Problem details
For the entries that follow, say how many lines hold the string "JSON", with nothing else in the reply.

*-*-*

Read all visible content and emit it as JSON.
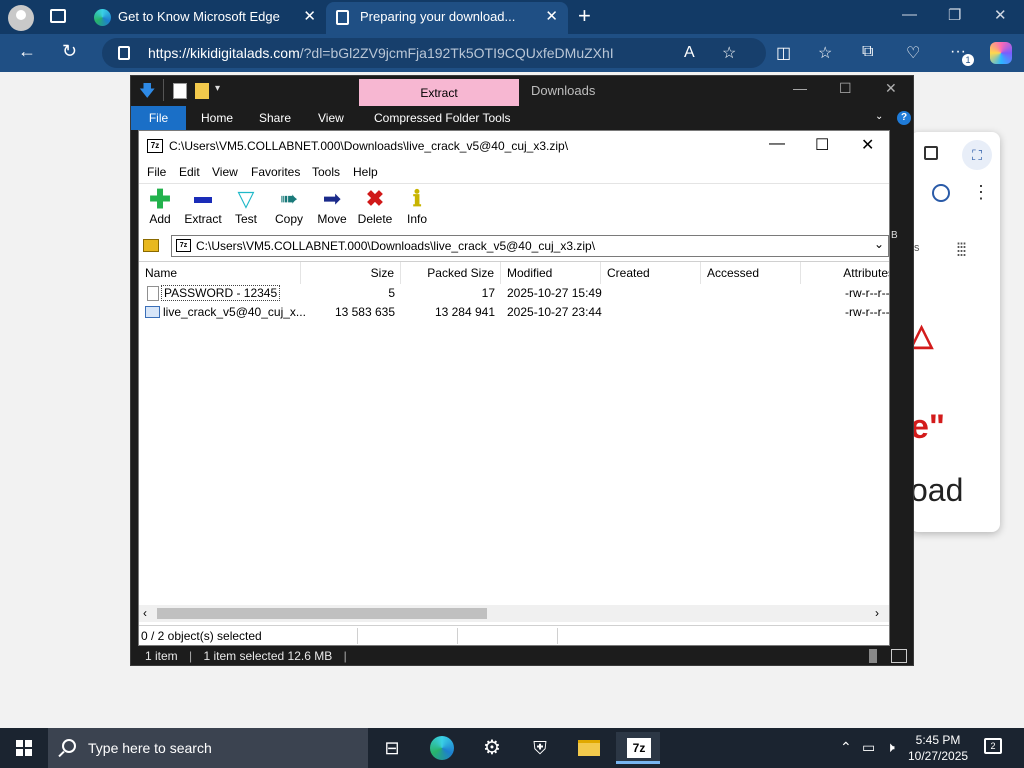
{
  "browser": {
    "tabs": [
      {
        "title": "Get to Know Microsoft Edge"
      },
      {
        "title": "Preparing your download..."
      }
    ],
    "url_host": "https://kikidigitalads.com",
    "url_rest": "/?dl=bGl2ZV9jcmFja192Tk5OTI9CQUxfeDMuZXhI",
    "read_aloud_label": "A",
    "badge_count": "1"
  },
  "page_behind": {
    "popup_quote": "e\"",
    "popup_word": "oad",
    "popup_side_text": "s",
    "popup_partial_b": "B"
  },
  "explorer": {
    "context_tab": "Extract",
    "title": "Downloads",
    "ribbon_tabs": [
      "File",
      "Home",
      "Share",
      "View",
      "Compressed Folder Tools"
    ],
    "help": "?",
    "status_items": "1 item",
    "status_selected": "1 item selected  12.6 MB"
  },
  "sevenzip": {
    "app_icon": "7z",
    "title": "C:\\Users\\VM5.COLLABNET.000\\Downloads\\live_crack_v5@40_cuj_x3.zip\\",
    "menu": [
      "File",
      "Edit",
      "View",
      "Favorites",
      "Tools",
      "Help"
    ],
    "toolbar": [
      {
        "label": "Add",
        "icon": "plus-icon",
        "color": "#22b24c"
      },
      {
        "label": "Extract",
        "icon": "minus-icon",
        "color": "#1a2cb8"
      },
      {
        "label": "Test",
        "icon": "check-icon",
        "color": "#20b8c8"
      },
      {
        "label": "Copy",
        "icon": "double-arrow-icon",
        "color": "#1a7a7a"
      },
      {
        "label": "Move",
        "icon": "arrow-right-icon",
        "color": "#1a2a8a"
      },
      {
        "label": "Delete",
        "icon": "x-icon",
        "color": "#d01818"
      },
      {
        "label": "Info",
        "icon": "info-icon",
        "color": "#d8c400"
      }
    ],
    "path": "C:\\Users\\VM5.COLLABNET.000\\Downloads\\live_crack_v5@40_cuj_x3.zip\\",
    "columns": [
      "Name",
      "Size",
      "Packed Size",
      "Modified",
      "Created",
      "Accessed",
      "Attributes"
    ],
    "rows": [
      {
        "name": "PASSWORD - 12345",
        "size": "5",
        "packed": "17",
        "modified": "2025-10-27 15:49",
        "created": "",
        "accessed": "",
        "attributes": "-rw-r--r--"
      },
      {
        "name": "live_crack_v5@40_cuj_x...",
        "size": "13 583 635",
        "packed": "13 284 941",
        "modified": "2025-10-27 23:44",
        "created": "",
        "accessed": "",
        "attributes": "-rw-r--r--"
      }
    ],
    "status": "0 / 2 object(s) selected"
  },
  "taskbar": {
    "search_placeholder": "Type here to search",
    "time": "5:45 PM",
    "date": "10/27/2025",
    "notification_count": "2",
    "taskbar_7z_label": "7z"
  }
}
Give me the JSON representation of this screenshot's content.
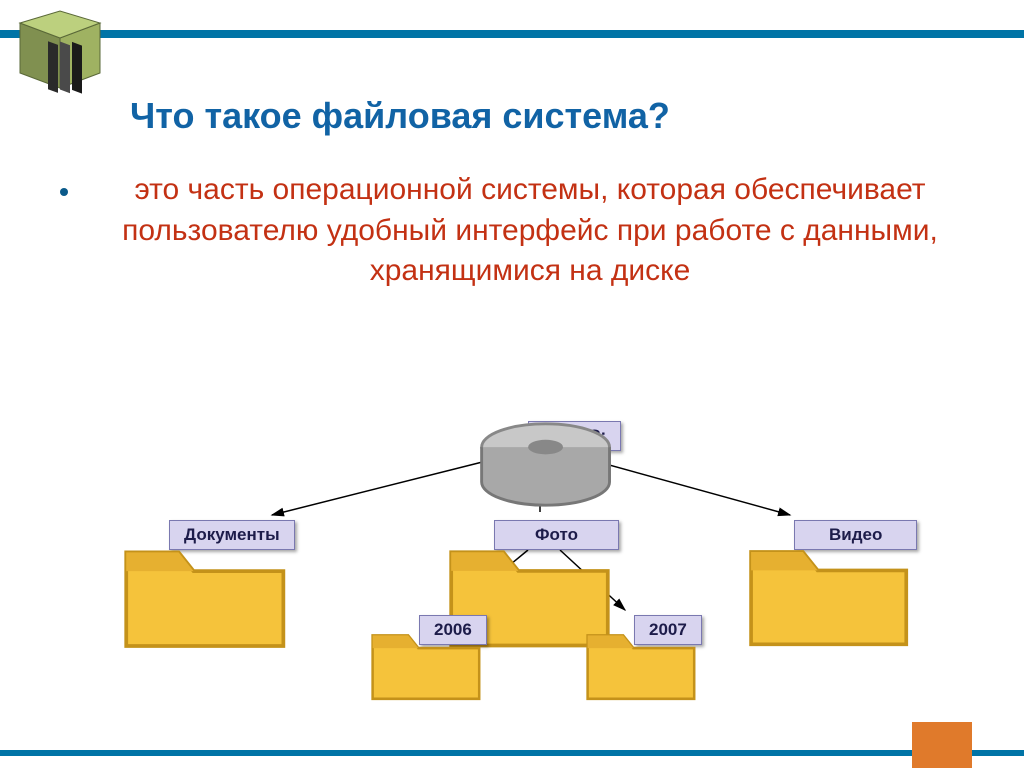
{
  "title": "Что такое файловая система?",
  "bullet": "это часть операционной системы, которая обеспечивает пользователю удобный интерфейс при работе с данными, хранящимися на диске",
  "nodes": {
    "root": "Диск C:",
    "documents": "Документы",
    "photo": "Фото",
    "video": "Видео",
    "year1": "2006",
    "year2": "2007"
  },
  "colors": {
    "bar": "#0074a6",
    "title": "#1163a5",
    "body": "#c33113",
    "nodeFill": "#d8d4ef",
    "nodeBorder": "#7a78b0",
    "orange": "#e07a2b"
  }
}
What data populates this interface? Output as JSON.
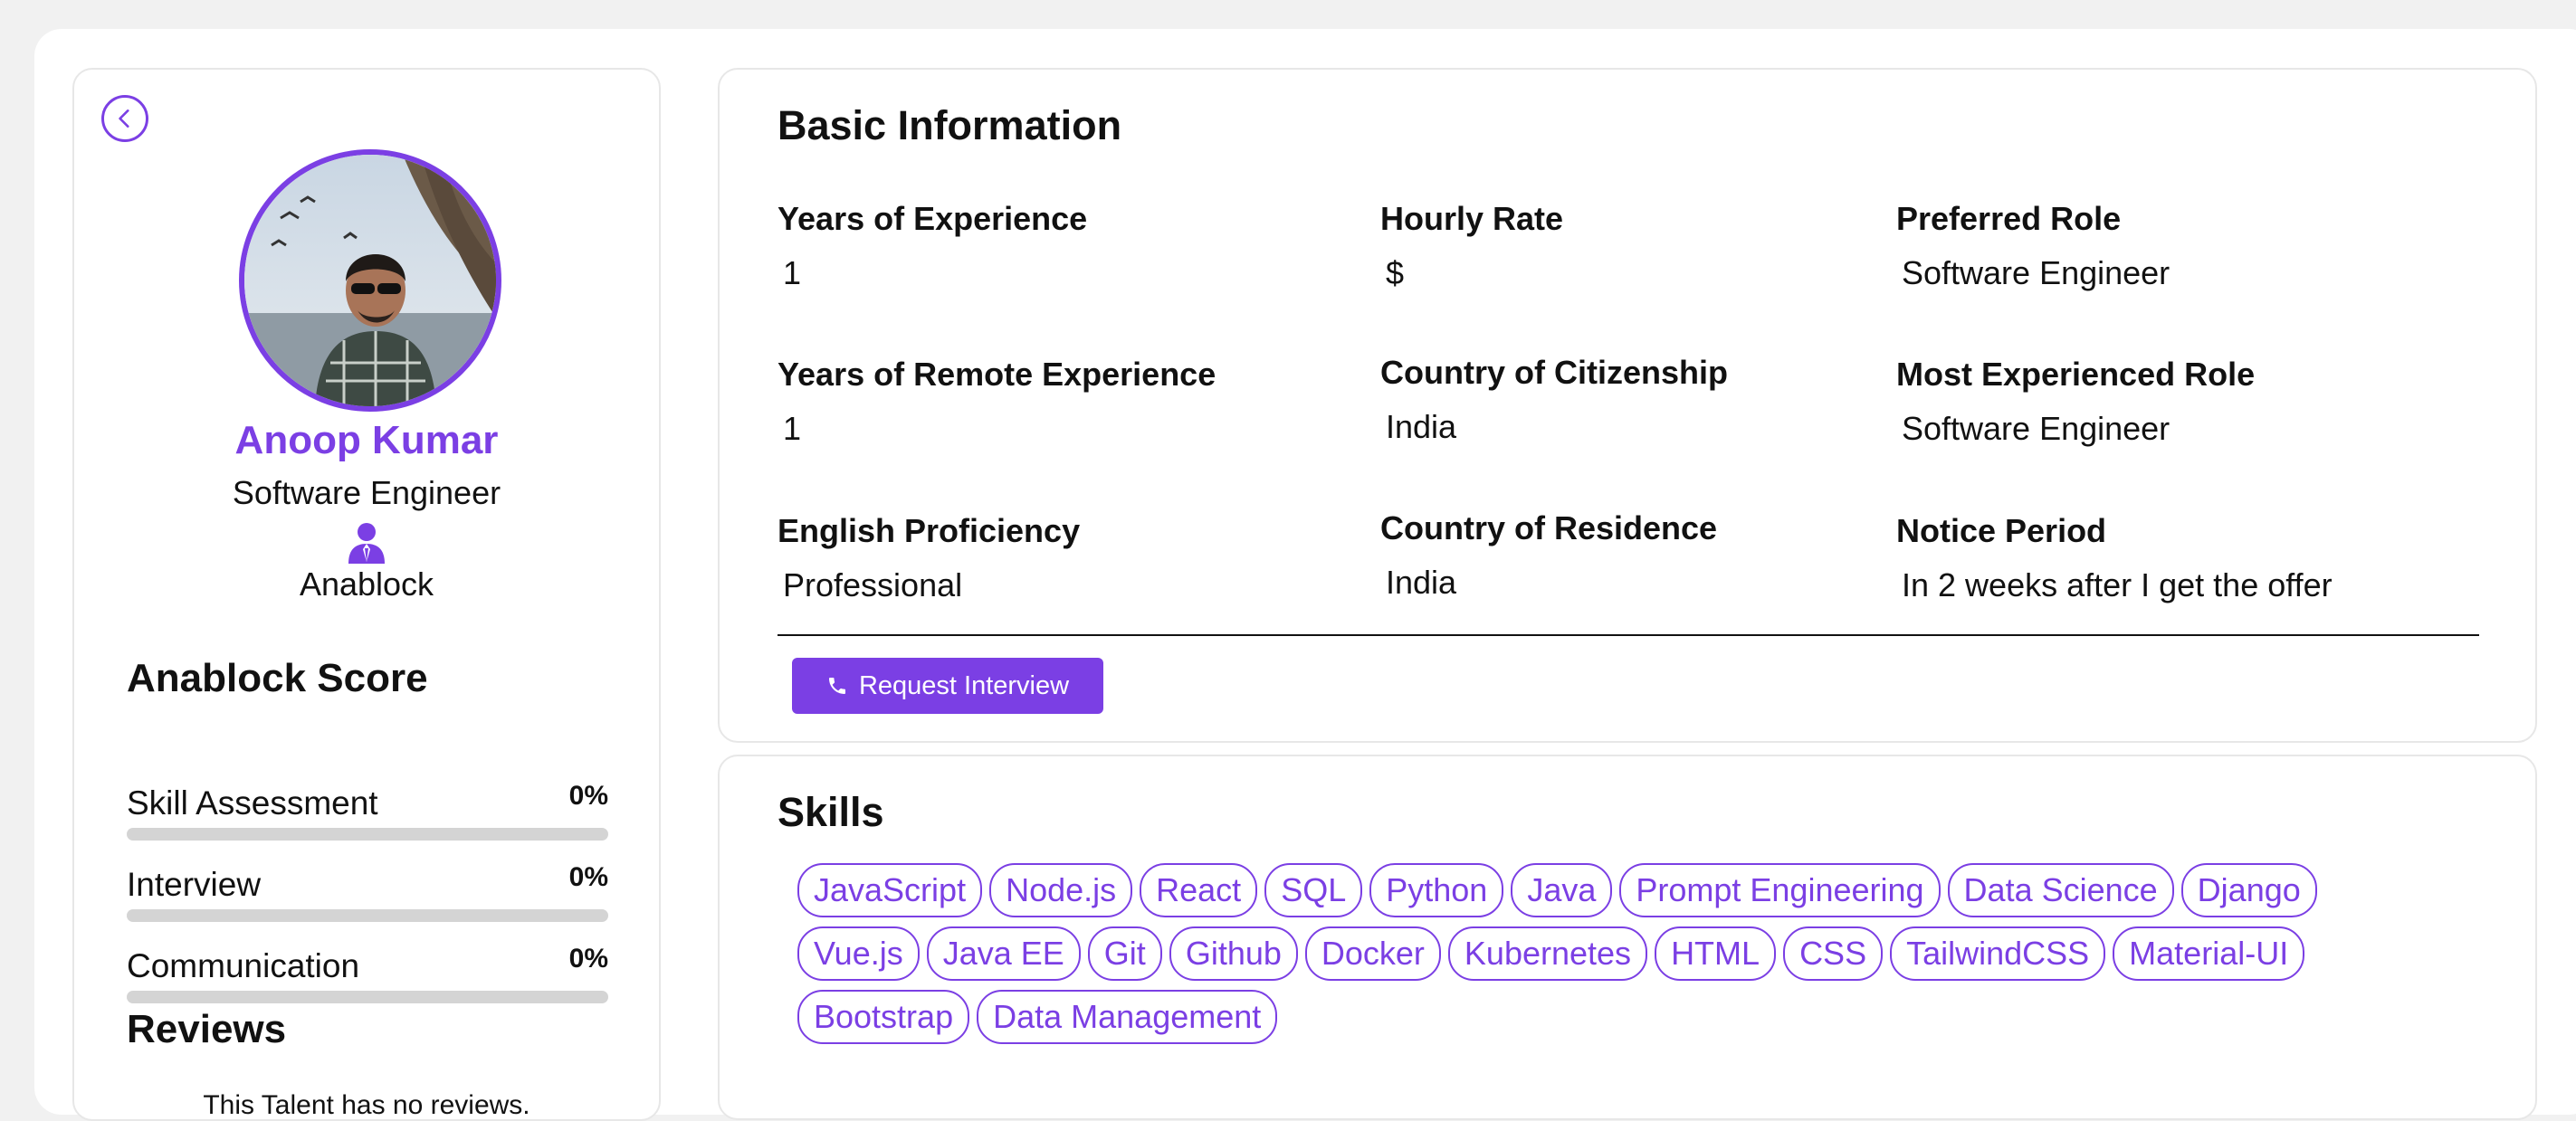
{
  "profile": {
    "name": "Anoop Kumar",
    "role": "Software Engineer",
    "company": "Anablock"
  },
  "score": {
    "title": "Anablock Score",
    "items": [
      {
        "label": "Skill Assessment",
        "value": "0%",
        "percent": 0
      },
      {
        "label": "Interview",
        "value": "0%",
        "percent": 0
      },
      {
        "label": "Communication",
        "value": "0%",
        "percent": 0
      }
    ]
  },
  "reviews": {
    "title": "Reviews",
    "empty_text": "This Talent has no reviews."
  },
  "basic_info": {
    "title": "Basic Information",
    "fields": [
      {
        "label": "Years of Experience",
        "value": "1"
      },
      {
        "label": "Hourly Rate",
        "value": "$"
      },
      {
        "label": "Preferred Role",
        "value": "Software Engineer"
      },
      {
        "label": "Years of Remote Experience",
        "value": "1"
      },
      {
        "label": "Country of Citizenship",
        "value": "India"
      },
      {
        "label": "Most Experienced Role",
        "value": "Software Engineer"
      },
      {
        "label": "English Proficiency",
        "value": "Professional"
      },
      {
        "label": "Country of Residence",
        "value": "India"
      },
      {
        "label": "Notice Period",
        "value": "In 2 weeks after I get the offer"
      }
    ],
    "request_button": "Request Interview"
  },
  "skills": {
    "title": "Skills",
    "tags": [
      "JavaScript",
      "Node.js",
      "React",
      "SQL",
      "Python",
      "Java",
      "Prompt Engineering",
      "Data Science",
      "Django",
      "Vue.js",
      "Java EE",
      "Git",
      "Github",
      "Docker",
      "Kubernetes",
      "HTML",
      "CSS",
      "TailwindCSS",
      "Material-UI",
      "Bootstrap",
      "Data Management"
    ]
  },
  "colors": {
    "accent": "#7b3fe4",
    "bar_track": "#d4d4d4"
  },
  "icons": {
    "back": "chevron-left-icon",
    "company": "user-tie-icon",
    "phone": "phone-icon"
  }
}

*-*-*

Answer section
3